In the digital age, where data is both a valuable asset and a potential liability, blockchain technology has emerged as a game-changer. Originally conceived as the foundation for cryptocurrencies like Bitcoin, blockchain has evolved far beyond its initial application. It now holds the promise of revolutionizing industries, enhancing security, and transforming the way we conduct business and secure our data. In this comprehensive article, we will explore the intricacies of blockchain technology, its core principles, current and potential applications, as well as its impact on various sectors.
Understanding Blockchain Technology
1. The Basics of Blockchain
At its core, a blockchain is a decentralized, distributed ledger that records transactions across a network of computers. These transactions are grouped into blocks, and each block is cryptographically linked to the previous one, forming a chain. The unique structure of blockchain offers several key features:
Unlike traditional centralized systems, where a single authority has control, blockchain operates on a peer-to-peer network. This means no single entity has complete control, making it more resilient and less prone to manipulation.
Transactions recorded on a blockchain are visible to all participants in the network. This transparency builds trust, as anyone can verify transactions independently.
Once a transaction is added to the blockchain, it cannot be altered or deleted. This immutability enhances the security and reliability of the data.
Blockchain employs advanced cryptographic techniques to secure transactions. This makes it highly resistant to fraud and tampering.
1.5. Trustless System:
Blockchain allows participants to interact and transact without the need for intermediaries, reducing the need for trust in third parties.
2. Cryptocurrency: The First Blockchain Application
Blockchain technology made its debut with the introduction of Bitcoin in 2009 by an anonymous entity known as Satoshi Nakamoto. Bitcoin was created as a decentralized digital currency that operated on a blockchain. It enabled peer-to-peer transactions without the need for banks or financial intermediaries, while also introducing the concept of mining to validate transactions and secure the network.

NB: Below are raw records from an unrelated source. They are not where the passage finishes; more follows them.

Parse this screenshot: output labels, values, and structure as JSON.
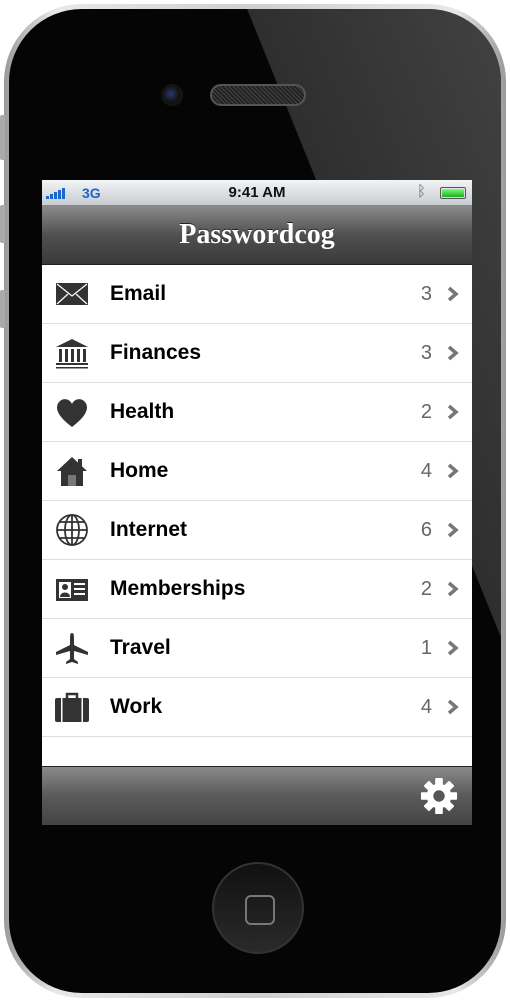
{
  "status_bar": {
    "carrier": "3G",
    "time": "9:41 AM",
    "signal_bars": 5,
    "battery_level": 1.0,
    "bluetooth": true
  },
  "nav": {
    "title": "Passwordcog"
  },
  "categories": [
    {
      "label": "Email",
      "count": "3",
      "icon": "envelope-icon"
    },
    {
      "label": "Finances",
      "count": "3",
      "icon": "bank-icon"
    },
    {
      "label": "Health",
      "count": "2",
      "icon": "heart-icon"
    },
    {
      "label": "Home",
      "count": "4",
      "icon": "house-icon"
    },
    {
      "label": "Internet",
      "count": "6",
      "icon": "globe-icon"
    },
    {
      "label": "Memberships",
      "count": "2",
      "icon": "id-card-icon"
    },
    {
      "label": "Travel",
      "count": "1",
      "icon": "airplane-icon"
    },
    {
      "label": "Work",
      "count": "4",
      "icon": "briefcase-icon"
    }
  ],
  "footer": {
    "settings_icon": "gear-icon"
  },
  "colors": {
    "accent": "#1a66cc",
    "battery": "#2a2"
  }
}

3. Beyond Bitcoin: Diverse Blockchain Applications
While Bitcoin remains a prominent use case, blockchain technology has evolved to address a wide range of applications:
3.1. Smart Contracts:
Smart contracts are self-executing contracts with the terms of the agreement directly written into code. They automate the execution of contractual agreements, ensuring trust and transparency. Platforms like Ethereum have popularized smart contracts, enabling a myriad of applications, from financial services to supply chain management.
3.2. Supply Chain Management:
Blockchain is being used to enhance transparency and traceability in supply chains. Companies can track the origin and movement of products, reducing fraud and ensuring the quality of goods.
In healthcare, blockchain can securely store and manage patient records, ensuring data integrity and privacy. Patients can control access to their medical history and grant permissions to healthcare providers.
3.4. Voting Systems:
Blockchain has the potential to revolutionise voting systems, making elections more secure and transparent. It can prevent voter fraud and ensure the integrity of the electoral process.
3.5. Intellectual Property:
Artists, authors, and creators can use blockchain to establish ownership and protect their intellectual property rights. This can reduce piracy and ensure fair compensation.
3.6. Financial Services:
Blockchain is transforming the financial industry by enabling faster, more secure, and cost-effective cross-border transactions. It has also given rise to decentralised finance (Defib) platforms that provide financial services without traditional intermediaries.
3.7. Real Estate:
Property transactions and land registries can benefit from blockchain’s transparency and security. Blockchain can streamline the buying and selling of real estate while reducing fraud.
3.8. Energy and Utilities:
Blockchain is used to create transparent and efficient energy trading platforms. It allows producers to sell excess energy directly to consumers, eliminating the need for intermediaries.
3.9. Identity Verification:
Blockchain can provide a secure and tamper-proof way of verifying identities, reducing identity theft and fraud. Individuals can control access to their personal information.
3.10. Gaming and Entertainment:
Blockchain-based platforms are emerging in the gaming and entertainment industry, allowing users to buy, sell, and trade digital assets securely.
4. Challenges and Concerns
As blockchain technology continues to evolve and expand, it also faces several challenges and concerns:
Blockchains like Bitcoin and Ethereum have faced scalability issues, struggling to handle a high volume of transactions quickly and cost-effectively. Solutions like layer-2 scaling and shading are being developed to address this challenge.
4.2. Energy Consumption:
Proof-of-work (Pow) blockchains like Bitcoin have been criticised for their high energy consumption. Some blockchain projects are exploring more energy-efficient consensus mechanisms, such as proof-of-stake (Pops).
4.3. Regulatory Compliance:
The regulatory landscape for blockchain and cryptocurrencies is complex and varies from country to country. Ensuring compliance with existing and evolving regulations is a significant challenge for blockchain projects.
The lack of interoperability between different blockchain networks hinders their seamless integration and communication. Efforts are underway to create standards and protocols for cross-chain compatibility.
4.5. Privacy Concerns:
While blockchain offers transparency, privacy concerns arise when personal or sensitive data is stored on a public ledger. Privacy-focused blockchains and zero-knowledge proofs aim to address these concerns.
4.6. Adoption Barriers:
Widespread adoption of blockchain technology requires overcoming barriers related to user-friendliness, education, and integration with existing systems.
The Future of Blockchain
Blockchain technology continues to evolve, with ongoing research and development aimed at addressing its challenges and expanding its applications. The future of blockchain holds several exciting possibilities:
1. Improved Scalability:
Solutions like layer-2 scaling, shading, and hybrid consensus mechanisms will enhance blockchain scalability, enabling faster and more efficient transactions.
2. Enhanced Privacy:
Privacy-focused blockchains and advanced cryptographic techniques will provide robust privacy solutions while maintaining transparency where needed.
3. Cross-Chain Integration:
Interoperability protocols will facilitate seamless communication and asset transfer between different blockchains, unlocking new use cases.
4. Mainstream Adoption:
Blockchain technology will become more user-friendly and integrated into everyday applications, making it accessible to a broader audience.